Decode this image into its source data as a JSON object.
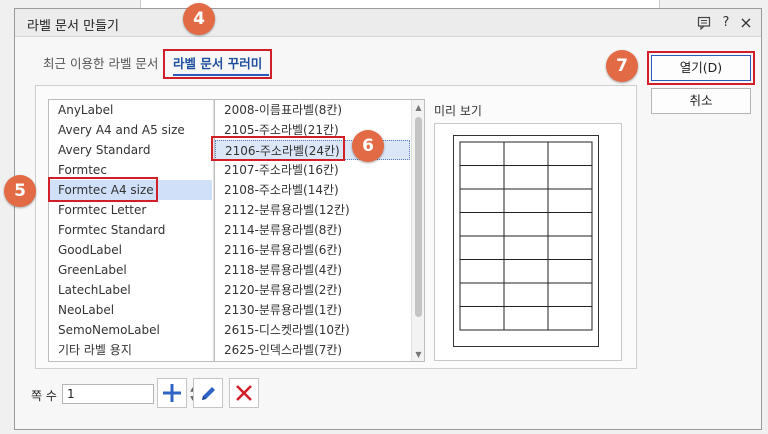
{
  "dialog": {
    "title": "라벨 문서 만들기",
    "help_glyph": "?",
    "close_glyph": "×"
  },
  "tabs": [
    {
      "label": "최근 이용한 라벨 문서",
      "active": false
    },
    {
      "label": "라벨 문서 꾸러미",
      "active": true
    }
  ],
  "vendors": {
    "items": [
      "AnyLabel",
      "Avery A4 and A5 size",
      "Avery Standard",
      "Formtec",
      "Formtec A4 size",
      "Formtec Letter",
      "Formtec Standard",
      "GoodLabel",
      "GreenLabel",
      "LatechLabel",
      "NeoLabel",
      "SemoNemoLabel",
      "기타 라벨 용지"
    ],
    "selected_index": 4
  },
  "label_types": {
    "items": [
      "2008-이름표라벨(8칸)",
      "2105-주소라벨(21칸)",
      "2106-주소라벨(24칸)",
      "2107-주소라벨(16칸)",
      "2108-주소라벨(14칸)",
      "2112-분류용라벨(12칸)",
      "2114-분류용라벨(8칸)",
      "2116-분류용라벨(6칸)",
      "2118-분류용라벨(4칸)",
      "2120-분류용라벨(2칸)",
      "2130-분류용라벨(1칸)",
      "2615-디스켓라벨(10칸)",
      "2625-인덱스라벨(7칸)"
    ],
    "selected_index": 2
  },
  "preview": {
    "label": "미리 보기",
    "grid": {
      "columns": 3,
      "rows": 8
    }
  },
  "buttons": {
    "open_label": "열기(D)",
    "cancel_label": "취소"
  },
  "pages": {
    "label": "쪽 수",
    "value": "1"
  },
  "colors": {
    "accent": "#2a5bb8",
    "highlight": "#d11f2a",
    "badge": "#e26a45",
    "add": "#2f63c4",
    "edit": "#2f63c4",
    "delete": "#d11f2a"
  },
  "annotations": [
    "4",
    "5",
    "6",
    "7"
  ]
}
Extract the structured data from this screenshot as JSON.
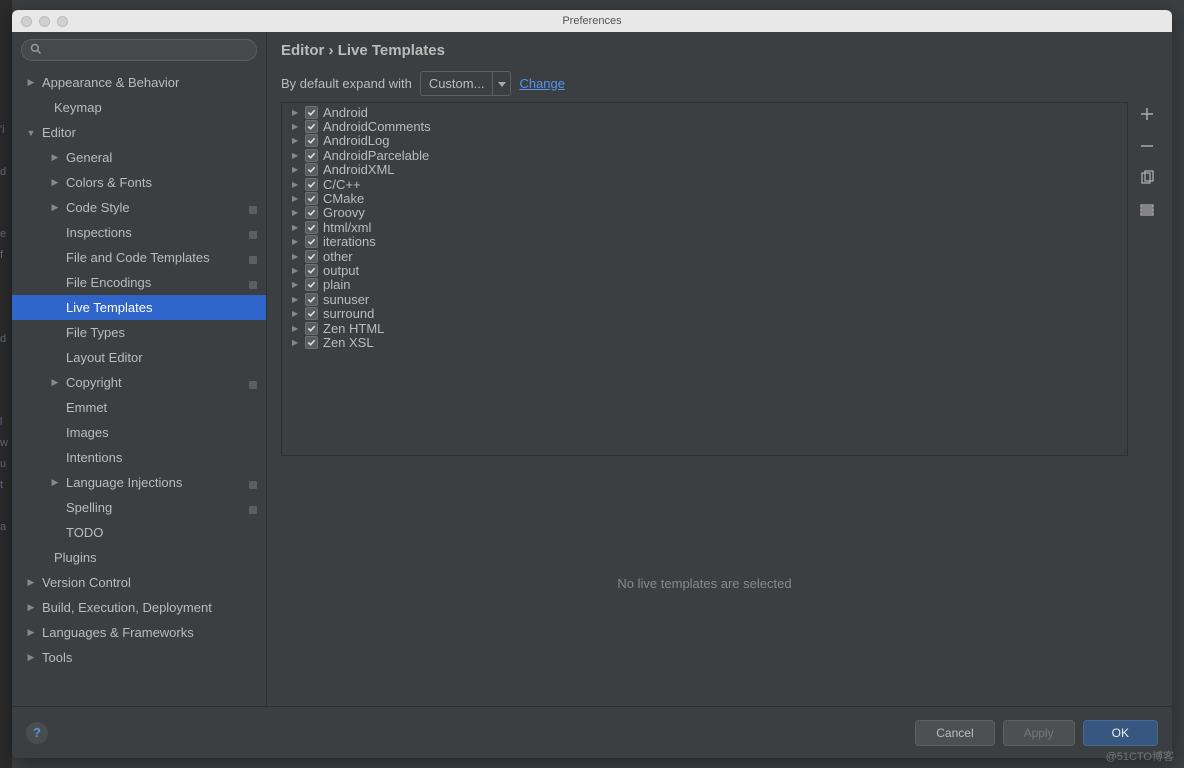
{
  "window": {
    "title": "Preferences"
  },
  "search": {
    "placeholder": ""
  },
  "sidebar": {
    "items": [
      {
        "label": "Appearance & Behavior",
        "indent": 14,
        "arrow": "right"
      },
      {
        "label": "Keymap",
        "indent": 26
      },
      {
        "label": "Editor",
        "indent": 14,
        "arrow": "down"
      },
      {
        "label": "General",
        "indent": 38,
        "arrow": "right"
      },
      {
        "label": "Colors & Fonts",
        "indent": 38,
        "arrow": "right"
      },
      {
        "label": "Code Style",
        "indent": 38,
        "arrow": "right",
        "badge": true
      },
      {
        "label": "Inspections",
        "indent": 38,
        "badge": true
      },
      {
        "label": "File and Code Templates",
        "indent": 38,
        "badge": true
      },
      {
        "label": "File Encodings",
        "indent": 38,
        "badge": true
      },
      {
        "label": "Live Templates",
        "indent": 38,
        "selected": true
      },
      {
        "label": "File Types",
        "indent": 38
      },
      {
        "label": "Layout Editor",
        "indent": 38
      },
      {
        "label": "Copyright",
        "indent": 38,
        "arrow": "right",
        "badge": true
      },
      {
        "label": "Emmet",
        "indent": 38
      },
      {
        "label": "Images",
        "indent": 38
      },
      {
        "label": "Intentions",
        "indent": 38
      },
      {
        "label": "Language Injections",
        "indent": 38,
        "arrow": "right",
        "badge": true
      },
      {
        "label": "Spelling",
        "indent": 38,
        "badge": true
      },
      {
        "label": "TODO",
        "indent": 38
      },
      {
        "label": "Plugins",
        "indent": 26
      },
      {
        "label": "Version Control",
        "indent": 14,
        "arrow": "right"
      },
      {
        "label": "Build, Execution, Deployment",
        "indent": 14,
        "arrow": "right"
      },
      {
        "label": "Languages & Frameworks",
        "indent": 14,
        "arrow": "right"
      },
      {
        "label": "Tools",
        "indent": 14,
        "arrow": "right"
      }
    ]
  },
  "breadcrumb": {
    "section": "Editor",
    "page": "Live Templates"
  },
  "expand": {
    "label": "By default expand with",
    "value": "Custom...",
    "change": "Change"
  },
  "templates": [
    "Android",
    "AndroidComments",
    "AndroidLog",
    "AndroidParcelable",
    "AndroidXML",
    "C/C++",
    "CMake",
    "Groovy",
    "html/xml",
    "iterations",
    "other",
    "output",
    "plain",
    "sunuser",
    "surround",
    "Zen HTML",
    "Zen XSL"
  ],
  "detail": {
    "empty": "No live templates are selected"
  },
  "buttons": {
    "cancel": "Cancel",
    "apply": "Apply",
    "ok": "OK"
  },
  "watermark": "@51CTO博客"
}
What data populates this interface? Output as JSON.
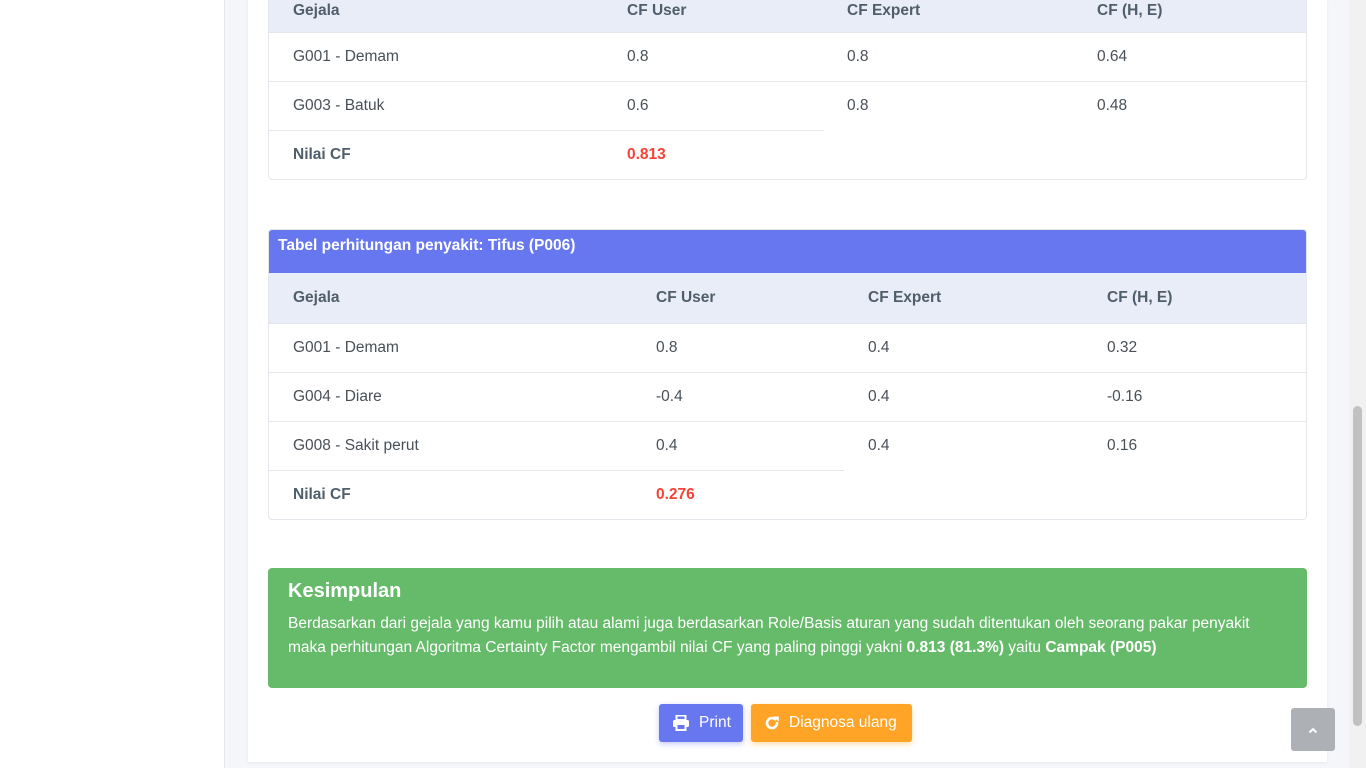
{
  "table_top": {
    "headers": [
      "Gejala",
      "CF User",
      "CF Expert",
      "CF (H, E)"
    ],
    "rows": [
      {
        "gejala": "G001 - Demam",
        "cf_user": "0.8",
        "cf_expert": "0.8",
        "cf_he": "0.64"
      },
      {
        "gejala": "G003 - Batuk",
        "cf_user": "0.6",
        "cf_expert": "0.8",
        "cf_he": "0.48"
      }
    ],
    "nilai_label": "Nilai CF",
    "nilai_value": "0.813"
  },
  "table_tifus": {
    "title": "Tabel perhitungan penyakit: Tifus (P006)",
    "headers": [
      "Gejala",
      "CF User",
      "CF Expert",
      "CF (H, E)"
    ],
    "rows": [
      {
        "gejala": "G001 - Demam",
        "cf_user": "0.8",
        "cf_expert": "0.4",
        "cf_he": "0.32"
      },
      {
        "gejala": "G004 - Diare",
        "cf_user": "-0.4",
        "cf_expert": "0.4",
        "cf_he": "-0.16"
      },
      {
        "gejala": "G008 - Sakit perut",
        "cf_user": "0.4",
        "cf_expert": "0.4",
        "cf_he": "0.16"
      }
    ],
    "nilai_label": "Nilai CF",
    "nilai_value": "0.276"
  },
  "conclusion": {
    "title": "Kesimpulan",
    "text": "Berdasarkan dari gejala yang kamu pilih atau alami juga berdasarkan Role/Basis aturan yang sudah ditentukan oleh seorang pakar penyakit maka perhitungan Algoritma Certainty Factor mengambil nilai CF yang paling pinggi yakni",
    "value": "0.813 (81.3%)",
    "connector": "yaitu",
    "disease": "Campak (P005)"
  },
  "buttons": {
    "print": "Print",
    "rediagnose": "Diagnosa ulang"
  },
  "icons": {
    "print": "printer-icon",
    "rediagnose": "redo-icon",
    "to_top": "chevron-up-icon"
  },
  "colors": {
    "primary": "#6777ef",
    "warning": "#ffa426",
    "success": "#66bb6a",
    "danger": "#f44336",
    "table_header": "#e9edf7"
  }
}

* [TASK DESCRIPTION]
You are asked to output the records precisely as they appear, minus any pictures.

* [SOLUTION FOR THIS TASK]
Decode this image into its source data as a JSON object.
{
  "dialog": {
    "title": "라벨 문서 만들기",
    "help_glyph": "?",
    "close_glyph": "×"
  },
  "tabs": [
    {
      "label": "최근 이용한 라벨 문서",
      "active": false
    },
    {
      "label": "라벨 문서 꾸러미",
      "active": true
    }
  ],
  "vendors": {
    "items": [
      "AnyLabel",
      "Avery A4 and A5 size",
      "Avery Standard",
      "Formtec",
      "Formtec A4 size",
      "Formtec Letter",
      "Formtec Standard",
      "GoodLabel",
      "GreenLabel",
      "LatechLabel",
      "NeoLabel",
      "SemoNemoLabel",
      "기타 라벨 용지"
    ],
    "selected_index": 4
  },
  "label_types": {
    "items": [
      "2008-이름표라벨(8칸)",
      "2105-주소라벨(21칸)",
      "2106-주소라벨(24칸)",
      "2107-주소라벨(16칸)",
      "2108-주소라벨(14칸)",
      "2112-분류용라벨(12칸)",
      "2114-분류용라벨(8칸)",
      "2116-분류용라벨(6칸)",
      "2118-분류용라벨(4칸)",
      "2120-분류용라벨(2칸)",
      "2130-분류용라벨(1칸)",
      "2615-디스켓라벨(10칸)",
      "2625-인덱스라벨(7칸)"
    ],
    "selected_index": 2
  },
  "preview": {
    "label": "미리 보기",
    "grid": {
      "columns": 3,
      "rows": 8
    }
  },
  "buttons": {
    "open_label": "열기(D)",
    "cancel_label": "취소"
  },
  "pages": {
    "label": "쪽 수",
    "value": "1"
  },
  "colors": {
    "accent": "#2a5bb8",
    "highlight": "#d11f2a",
    "badge": "#e26a45",
    "add": "#2f63c4",
    "edit": "#2f63c4",
    "delete": "#d11f2a"
  },
  "annotations": [
    "4",
    "5",
    "6",
    "7"
  ]
}
Extract the structured data from this screenshot as JSON.
{
  "window": {
    "title": "Preferences"
  },
  "search": {
    "placeholder": ""
  },
  "sidebar": {
    "items": [
      {
        "label": "Appearance & Behavior",
        "indent": 14,
        "arrow": "right"
      },
      {
        "label": "Keymap",
        "indent": 26
      },
      {
        "label": "Editor",
        "indent": 14,
        "arrow": "down"
      },
      {
        "label": "General",
        "indent": 38,
        "arrow": "right"
      },
      {
        "label": "Colors & Fonts",
        "indent": 38,
        "arrow": "right"
      },
      {
        "label": "Code Style",
        "indent": 38,
        "arrow": "right",
        "badge": true
      },
      {
        "label": "Inspections",
        "indent": 38,
        "badge": true
      },
      {
        "label": "File and Code Templates",
        "indent": 38,
        "badge": true
      },
      {
        "label": "File Encodings",
        "indent": 38,
        "badge": true
      },
      {
        "label": "Live Templates",
        "indent": 38,
        "selected": true
      },
      {
        "label": "File Types",
        "indent": 38
      },
      {
        "label": "Layout Editor",
        "indent": 38
      },
      {
        "label": "Copyright",
        "indent": 38,
        "arrow": "right",
        "badge": true
      },
      {
        "label": "Emmet",
        "indent": 38
      },
      {
        "label": "Images",
        "indent": 38
      },
      {
        "label": "Intentions",
        "indent": 38
      },
      {
        "label": "Language Injections",
        "indent": 38,
        "arrow": "right",
        "badge": true
      },
      {
        "label": "Spelling",
        "indent": 38,
        "badge": true
      },
      {
        "label": "TODO",
        "indent": 38
      },
      {
        "label": "Plugins",
        "indent": 26
      },
      {
        "label": "Version Control",
        "indent": 14,
        "arrow": "right"
      },
      {
        "label": "Build, Execution, Deployment",
        "indent": 14,
        "arrow": "right"
      },
      {
        "label": "Languages & Frameworks",
        "indent": 14,
        "arrow": "right"
      },
      {
        "label": "Tools",
        "indent": 14,
        "arrow": "right"
      }
    ]
  },
  "breadcrumb": {
    "section": "Editor",
    "page": "Live Templates"
  },
  "expand": {
    "label": "By default expand with",
    "value": "Custom...",
    "change": "Change"
  },
  "templates": [
    "Android",
    "AndroidComments",
    "AndroidLog",
    "AndroidParcelable",
    "AndroidXML",
    "C/C++",
    "CMake",
    "Groovy",
    "html/xml",
    "iterations",
    "other",
    "output",
    "plain",
    "sunuser",
    "surround",
    "Zen HTML",
    "Zen XSL"
  ],
  "detail": {
    "empty": "No live templates are selected"
  },
  "buttons": {
    "cancel": "Cancel",
    "apply": "Apply",
    "ok": "OK"
  },
  "watermark": "@51CTO博客"
}
What data populates this interface? Output as JSON.
{
  "table_top": {
    "headers": [
      "Gejala",
      "CF User",
      "CF Expert",
      "CF (H, E)"
    ],
    "rows": [
      {
        "gejala": "G001 - Demam",
        "cf_user": "0.8",
        "cf_expert": "0.8",
        "cf_he": "0.64"
      },
      {
        "gejala": "G003 - Batuk",
        "cf_user": "0.6",
        "cf_expert": "0.8",
        "cf_he": "0.48"
      }
    ],
    "nilai_label": "Nilai CF",
    "nilai_value": "0.813"
  },
  "table_tifus": {
    "title": "Tabel perhitungan penyakit: Tifus (P006)",
    "headers": [
      "Gejala",
      "CF User",
      "CF Expert",
      "CF (H, E)"
    ],
    "rows": [
      {
        "gejala": "G001 - Demam",
        "cf_user": "0.8",
        "cf_expert": "0.4",
        "cf_he": "0.32"
      },
      {
        "gejala": "G004 - Diare",
        "cf_user": "-0.4",
        "cf_expert": "0.4",
        "cf_he": "-0.16"
      },
      {
        "gejala": "G008 - Sakit perut",
        "cf_user": "0.4",
        "cf_expert": "0.4",
        "cf_he": "0.16"
      }
    ],
    "nilai_label": "Nilai CF",
    "nilai_value": "0.276"
  },
  "conclusion": {
    "title": "Kesimpulan",
    "text": "Berdasarkan dari gejala yang kamu pilih atau alami juga berdasarkan Role/Basis aturan yang sudah ditentukan oleh seorang pakar penyakit maka perhitungan Algoritma Certainty Factor mengambil nilai CF yang paling pinggi yakni",
    "value": "0.813 (81.3%)",
    "connector": "yaitu",
    "disease": "Campak (P005)"
  },
  "buttons": {
    "print": "Print",
    "rediagnose": "Diagnosa ulang"
  },
  "icons": {
    "print": "printer-icon",
    "rediagnose": "redo-icon",
    "to_top": "chevron-up-icon"
  },
  "colors": {
    "primary": "#6777ef",
    "warning": "#ffa426",
    "success": "#66bb6a",
    "danger": "#f44336",
    "table_header": "#e9edf7"
  }
}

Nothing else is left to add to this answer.